- War in Afghanistan: A Crime Against Humanity
The decade-long war waged by the US and its allies in Afghanistan does not seem to be coming to an end. With tremendous civilian casualties and a ruined economy and institutions, the justification for the war seems to be dubious and ill-considered.
The war against Afghanistan was an act of illegal aggression by the United States and NATO despite its being presented as a response to 9/11, believes Michel Chossudovsky, editor at the Centre for Research on Globalization. However, “Afghanistan as a country was not behind the attack,” he underlines.
The legacy of the war which started in 2001 is a wrecked economy and institutions, lack of public health and mass unemployment, he adds. Chossudovsky doubts that it is possible to plan a large-scale war in Central Asia in just four weeks.
“The war on Afghanistan was on the drawing board of the Pentagon. It was in advanced stages of planning before 9/11,” he claims. “And 9/11 provided the pretext and justification for waging a war on a sovereign country, an impoverished country in Central Asia,” he says, labeling it as a fabricated pretext. “This war still stands out as violation of international law and a crime against humanity,” he claims.
On the eve of the 10th anniversary of the invasion of Afghanistan, General Stanley McChrystal, former commander of coalition forces in Afghanistan, has harshly criticized the US campaign in Afghanistan, claiming that allied forces are only “50 per cent of the way” towards achieving their goals.
The retired general said, “We didn’t know enough and we still don’t know enough. Most of us, me included, had a very superficial understanding of the situation and history, and we had a frighteningly simplistic view of recent history, the last 50 years.”

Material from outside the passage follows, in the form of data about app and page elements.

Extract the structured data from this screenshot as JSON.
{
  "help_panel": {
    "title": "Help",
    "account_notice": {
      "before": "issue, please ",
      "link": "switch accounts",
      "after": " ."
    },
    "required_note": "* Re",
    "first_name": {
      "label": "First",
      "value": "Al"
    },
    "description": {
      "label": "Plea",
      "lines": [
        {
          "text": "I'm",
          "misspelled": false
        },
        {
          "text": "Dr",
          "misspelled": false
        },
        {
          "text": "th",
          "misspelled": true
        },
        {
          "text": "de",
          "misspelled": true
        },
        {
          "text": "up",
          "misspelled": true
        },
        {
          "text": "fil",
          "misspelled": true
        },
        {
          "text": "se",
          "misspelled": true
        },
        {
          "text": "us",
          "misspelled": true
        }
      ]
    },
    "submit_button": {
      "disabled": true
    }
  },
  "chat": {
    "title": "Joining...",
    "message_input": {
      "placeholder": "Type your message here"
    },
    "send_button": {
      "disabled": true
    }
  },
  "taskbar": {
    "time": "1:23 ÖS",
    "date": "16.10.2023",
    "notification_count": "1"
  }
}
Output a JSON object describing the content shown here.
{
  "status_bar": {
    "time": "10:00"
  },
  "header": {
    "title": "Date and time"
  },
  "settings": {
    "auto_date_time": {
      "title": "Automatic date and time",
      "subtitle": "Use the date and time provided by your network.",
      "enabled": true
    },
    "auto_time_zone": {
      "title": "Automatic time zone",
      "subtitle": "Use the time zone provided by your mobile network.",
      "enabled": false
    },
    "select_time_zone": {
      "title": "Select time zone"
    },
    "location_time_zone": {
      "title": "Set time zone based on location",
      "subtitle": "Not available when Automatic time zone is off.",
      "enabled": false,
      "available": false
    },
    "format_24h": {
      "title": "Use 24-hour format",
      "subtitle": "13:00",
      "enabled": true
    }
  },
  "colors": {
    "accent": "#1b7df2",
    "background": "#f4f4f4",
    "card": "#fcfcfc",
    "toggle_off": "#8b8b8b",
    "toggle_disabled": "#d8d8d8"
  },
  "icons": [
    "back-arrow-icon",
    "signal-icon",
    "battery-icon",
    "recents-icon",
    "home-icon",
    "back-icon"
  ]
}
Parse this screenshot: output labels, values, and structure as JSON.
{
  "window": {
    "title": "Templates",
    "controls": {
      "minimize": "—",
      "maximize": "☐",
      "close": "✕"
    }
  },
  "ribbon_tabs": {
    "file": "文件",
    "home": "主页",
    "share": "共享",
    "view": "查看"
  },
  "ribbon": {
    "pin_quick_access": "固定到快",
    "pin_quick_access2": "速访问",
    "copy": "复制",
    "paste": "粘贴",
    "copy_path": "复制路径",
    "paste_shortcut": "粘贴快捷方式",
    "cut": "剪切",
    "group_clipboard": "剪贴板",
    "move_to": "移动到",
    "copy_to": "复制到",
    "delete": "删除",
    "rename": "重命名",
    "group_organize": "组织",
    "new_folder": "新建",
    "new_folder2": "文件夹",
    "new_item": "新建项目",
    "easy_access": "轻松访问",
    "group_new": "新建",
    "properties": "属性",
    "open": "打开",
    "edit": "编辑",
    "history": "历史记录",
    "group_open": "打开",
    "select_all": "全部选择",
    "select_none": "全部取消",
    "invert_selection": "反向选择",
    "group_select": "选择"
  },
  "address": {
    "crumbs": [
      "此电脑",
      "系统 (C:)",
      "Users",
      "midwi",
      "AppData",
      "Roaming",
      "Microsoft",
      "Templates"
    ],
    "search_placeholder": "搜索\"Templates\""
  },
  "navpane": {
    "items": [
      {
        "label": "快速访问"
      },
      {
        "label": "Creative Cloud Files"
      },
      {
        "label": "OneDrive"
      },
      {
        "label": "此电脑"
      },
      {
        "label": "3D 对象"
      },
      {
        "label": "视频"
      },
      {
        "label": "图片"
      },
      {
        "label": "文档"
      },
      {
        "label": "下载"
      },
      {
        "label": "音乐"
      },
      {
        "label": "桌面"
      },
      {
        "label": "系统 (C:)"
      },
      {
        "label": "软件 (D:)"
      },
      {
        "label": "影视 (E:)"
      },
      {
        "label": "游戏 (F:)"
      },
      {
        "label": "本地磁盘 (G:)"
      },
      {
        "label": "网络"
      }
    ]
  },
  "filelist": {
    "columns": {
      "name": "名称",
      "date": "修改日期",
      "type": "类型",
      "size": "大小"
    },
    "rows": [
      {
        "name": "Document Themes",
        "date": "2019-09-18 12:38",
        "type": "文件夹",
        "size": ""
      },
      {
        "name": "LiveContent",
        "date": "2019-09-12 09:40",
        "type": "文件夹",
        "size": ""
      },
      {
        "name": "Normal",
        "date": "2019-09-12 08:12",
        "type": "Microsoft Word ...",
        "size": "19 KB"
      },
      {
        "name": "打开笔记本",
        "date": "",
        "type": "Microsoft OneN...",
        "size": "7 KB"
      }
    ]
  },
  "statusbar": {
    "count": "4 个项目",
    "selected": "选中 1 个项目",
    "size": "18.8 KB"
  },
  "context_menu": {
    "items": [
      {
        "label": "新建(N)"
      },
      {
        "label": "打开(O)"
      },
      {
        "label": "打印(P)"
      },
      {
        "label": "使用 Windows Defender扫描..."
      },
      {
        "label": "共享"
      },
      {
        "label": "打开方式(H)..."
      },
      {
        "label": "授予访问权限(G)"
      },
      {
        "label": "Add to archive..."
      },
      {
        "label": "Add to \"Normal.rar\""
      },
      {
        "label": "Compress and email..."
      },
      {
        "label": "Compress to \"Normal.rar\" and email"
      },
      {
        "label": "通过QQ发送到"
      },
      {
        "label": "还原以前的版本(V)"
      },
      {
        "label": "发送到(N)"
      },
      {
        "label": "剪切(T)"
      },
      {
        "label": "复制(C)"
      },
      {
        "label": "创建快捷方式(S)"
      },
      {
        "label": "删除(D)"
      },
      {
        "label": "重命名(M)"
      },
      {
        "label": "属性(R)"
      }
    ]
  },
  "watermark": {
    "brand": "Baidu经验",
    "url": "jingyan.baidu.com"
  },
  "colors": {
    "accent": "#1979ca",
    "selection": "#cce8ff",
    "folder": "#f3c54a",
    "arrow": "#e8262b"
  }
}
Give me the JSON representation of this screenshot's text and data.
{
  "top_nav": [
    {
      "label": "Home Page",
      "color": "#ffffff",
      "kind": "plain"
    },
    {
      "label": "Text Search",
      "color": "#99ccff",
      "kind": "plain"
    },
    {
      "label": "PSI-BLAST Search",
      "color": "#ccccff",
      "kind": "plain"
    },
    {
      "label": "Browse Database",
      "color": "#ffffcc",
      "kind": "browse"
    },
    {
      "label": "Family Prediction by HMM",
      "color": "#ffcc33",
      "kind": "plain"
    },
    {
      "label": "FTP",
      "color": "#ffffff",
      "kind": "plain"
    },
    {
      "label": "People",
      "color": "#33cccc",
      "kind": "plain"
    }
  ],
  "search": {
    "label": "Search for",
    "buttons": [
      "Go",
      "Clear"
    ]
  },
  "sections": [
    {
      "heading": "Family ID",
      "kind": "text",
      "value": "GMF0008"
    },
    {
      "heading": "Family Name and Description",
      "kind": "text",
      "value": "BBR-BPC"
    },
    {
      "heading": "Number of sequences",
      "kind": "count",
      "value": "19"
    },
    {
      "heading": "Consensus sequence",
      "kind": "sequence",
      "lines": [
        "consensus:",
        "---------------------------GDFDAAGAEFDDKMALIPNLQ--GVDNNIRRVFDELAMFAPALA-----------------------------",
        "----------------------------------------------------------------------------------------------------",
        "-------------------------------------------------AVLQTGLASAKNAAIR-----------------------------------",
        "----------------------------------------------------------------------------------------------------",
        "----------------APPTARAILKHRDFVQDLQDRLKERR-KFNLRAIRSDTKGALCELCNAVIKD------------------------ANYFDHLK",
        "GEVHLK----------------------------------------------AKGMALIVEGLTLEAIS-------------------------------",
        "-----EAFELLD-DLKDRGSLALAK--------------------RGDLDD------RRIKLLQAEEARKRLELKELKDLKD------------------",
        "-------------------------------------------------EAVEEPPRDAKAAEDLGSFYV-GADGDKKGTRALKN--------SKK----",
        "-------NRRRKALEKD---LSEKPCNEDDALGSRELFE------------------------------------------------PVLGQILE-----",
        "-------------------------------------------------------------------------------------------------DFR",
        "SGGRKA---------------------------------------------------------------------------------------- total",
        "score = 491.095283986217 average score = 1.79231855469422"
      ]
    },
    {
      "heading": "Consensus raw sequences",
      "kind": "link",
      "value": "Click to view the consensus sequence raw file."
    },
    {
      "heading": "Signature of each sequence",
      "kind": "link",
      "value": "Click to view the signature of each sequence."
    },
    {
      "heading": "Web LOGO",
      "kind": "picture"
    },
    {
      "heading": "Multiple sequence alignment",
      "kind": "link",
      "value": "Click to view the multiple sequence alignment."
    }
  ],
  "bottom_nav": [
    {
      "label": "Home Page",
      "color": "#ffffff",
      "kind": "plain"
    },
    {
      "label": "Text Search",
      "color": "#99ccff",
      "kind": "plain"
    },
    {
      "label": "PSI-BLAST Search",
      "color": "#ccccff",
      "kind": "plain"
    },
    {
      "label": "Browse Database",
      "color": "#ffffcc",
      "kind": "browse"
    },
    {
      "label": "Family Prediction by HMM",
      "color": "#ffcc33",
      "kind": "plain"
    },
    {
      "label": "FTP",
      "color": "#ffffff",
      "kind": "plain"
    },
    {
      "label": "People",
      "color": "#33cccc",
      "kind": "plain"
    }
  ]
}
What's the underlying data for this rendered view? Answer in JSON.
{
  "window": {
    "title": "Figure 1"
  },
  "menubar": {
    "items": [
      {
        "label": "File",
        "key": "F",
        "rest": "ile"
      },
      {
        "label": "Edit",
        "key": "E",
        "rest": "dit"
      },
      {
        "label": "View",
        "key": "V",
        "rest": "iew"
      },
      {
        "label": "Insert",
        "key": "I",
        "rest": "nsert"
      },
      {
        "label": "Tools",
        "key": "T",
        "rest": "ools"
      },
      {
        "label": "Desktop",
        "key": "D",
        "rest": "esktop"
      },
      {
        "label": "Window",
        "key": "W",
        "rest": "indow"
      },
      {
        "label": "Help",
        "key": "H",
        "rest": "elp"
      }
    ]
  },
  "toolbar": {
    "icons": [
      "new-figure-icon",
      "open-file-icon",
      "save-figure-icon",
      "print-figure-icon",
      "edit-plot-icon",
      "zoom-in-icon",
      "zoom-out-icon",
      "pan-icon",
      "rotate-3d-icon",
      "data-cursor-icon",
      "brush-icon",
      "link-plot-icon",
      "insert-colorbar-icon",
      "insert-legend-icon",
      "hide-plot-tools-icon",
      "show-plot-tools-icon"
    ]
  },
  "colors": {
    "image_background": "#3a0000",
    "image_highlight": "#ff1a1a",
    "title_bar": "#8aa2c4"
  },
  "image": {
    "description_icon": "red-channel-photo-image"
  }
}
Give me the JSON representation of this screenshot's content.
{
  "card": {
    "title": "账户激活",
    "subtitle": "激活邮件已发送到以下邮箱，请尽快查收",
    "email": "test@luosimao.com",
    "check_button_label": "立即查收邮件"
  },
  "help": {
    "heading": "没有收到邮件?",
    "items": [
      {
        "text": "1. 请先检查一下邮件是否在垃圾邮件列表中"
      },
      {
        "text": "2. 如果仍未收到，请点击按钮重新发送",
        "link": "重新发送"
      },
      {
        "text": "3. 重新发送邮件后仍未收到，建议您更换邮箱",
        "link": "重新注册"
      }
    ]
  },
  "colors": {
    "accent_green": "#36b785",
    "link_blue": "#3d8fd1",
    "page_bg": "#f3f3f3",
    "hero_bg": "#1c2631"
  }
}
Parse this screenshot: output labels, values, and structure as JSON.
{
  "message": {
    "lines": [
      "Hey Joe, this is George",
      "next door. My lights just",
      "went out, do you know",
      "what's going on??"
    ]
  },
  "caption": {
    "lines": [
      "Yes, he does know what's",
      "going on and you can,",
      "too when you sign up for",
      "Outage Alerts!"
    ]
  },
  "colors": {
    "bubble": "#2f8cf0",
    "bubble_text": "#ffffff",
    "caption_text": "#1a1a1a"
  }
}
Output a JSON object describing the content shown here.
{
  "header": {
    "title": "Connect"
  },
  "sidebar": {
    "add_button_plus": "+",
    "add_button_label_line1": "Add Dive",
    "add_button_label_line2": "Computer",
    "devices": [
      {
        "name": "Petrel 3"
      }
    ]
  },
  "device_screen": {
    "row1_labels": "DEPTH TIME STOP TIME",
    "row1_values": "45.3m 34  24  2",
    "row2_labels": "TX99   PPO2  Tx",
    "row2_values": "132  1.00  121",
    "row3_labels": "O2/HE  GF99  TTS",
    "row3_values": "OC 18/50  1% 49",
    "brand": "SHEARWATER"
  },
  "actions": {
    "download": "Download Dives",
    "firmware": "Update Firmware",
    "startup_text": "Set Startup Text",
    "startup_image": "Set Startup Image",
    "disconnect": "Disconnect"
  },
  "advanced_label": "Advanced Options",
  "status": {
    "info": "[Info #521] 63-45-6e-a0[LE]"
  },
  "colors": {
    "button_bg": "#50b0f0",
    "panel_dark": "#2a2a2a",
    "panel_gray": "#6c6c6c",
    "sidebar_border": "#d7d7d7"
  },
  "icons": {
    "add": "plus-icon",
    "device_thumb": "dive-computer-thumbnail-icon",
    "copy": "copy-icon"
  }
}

According to Michel Chossudovsky, “the statement by General McChrystal is a cynical statement.” He notes that it somehow suggests that this is a humanitarian operation to come to the rescue of the people of Afghanistan, while all the evidence demonstrates quite the opposite.